• _TO DO_:
For the word "username", determine how many lines of the entries below contain it, and give only that number.

(Data items)
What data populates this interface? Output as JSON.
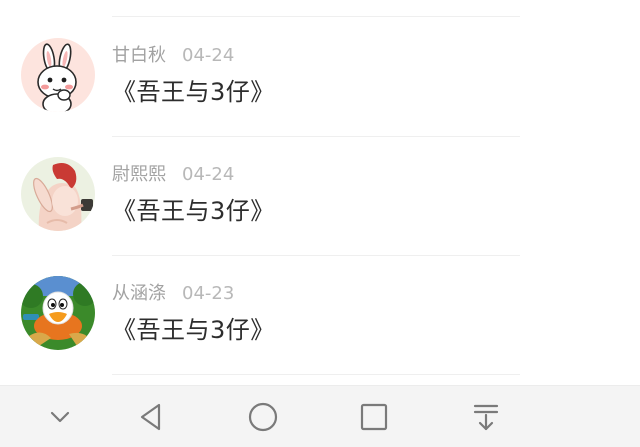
{
  "comments": [
    {
      "username": "甘白秋",
      "date": "04-24",
      "text": "《吾王与3仔》",
      "avatar_icon": "white-rabbit-avatar"
    },
    {
      "username": "尉熙熙",
      "date": "04-24",
      "text": "《吾王与3仔》",
      "avatar_icon": "anime-character-avatar"
    },
    {
      "username": "从涵涤",
      "date": "04-23",
      "text": "《吾王与3仔》",
      "avatar_icon": "cartoon-duck-avatar"
    }
  ],
  "nav_bar": {
    "buttons": [
      "collapse-down-icon",
      "back-icon",
      "home-icon",
      "recent-apps-icon",
      "pull-down-icon"
    ]
  },
  "colors": {
    "username": "#a2a2a2",
    "date": "#b8b8b8",
    "comment_text": "#2d2d2d",
    "divider": "#efefef",
    "nav_background": "#f4f4f4",
    "nav_icon": "#7a7a7a"
  }
}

• _SOLUTION FOR THIS PROBLEM_:
4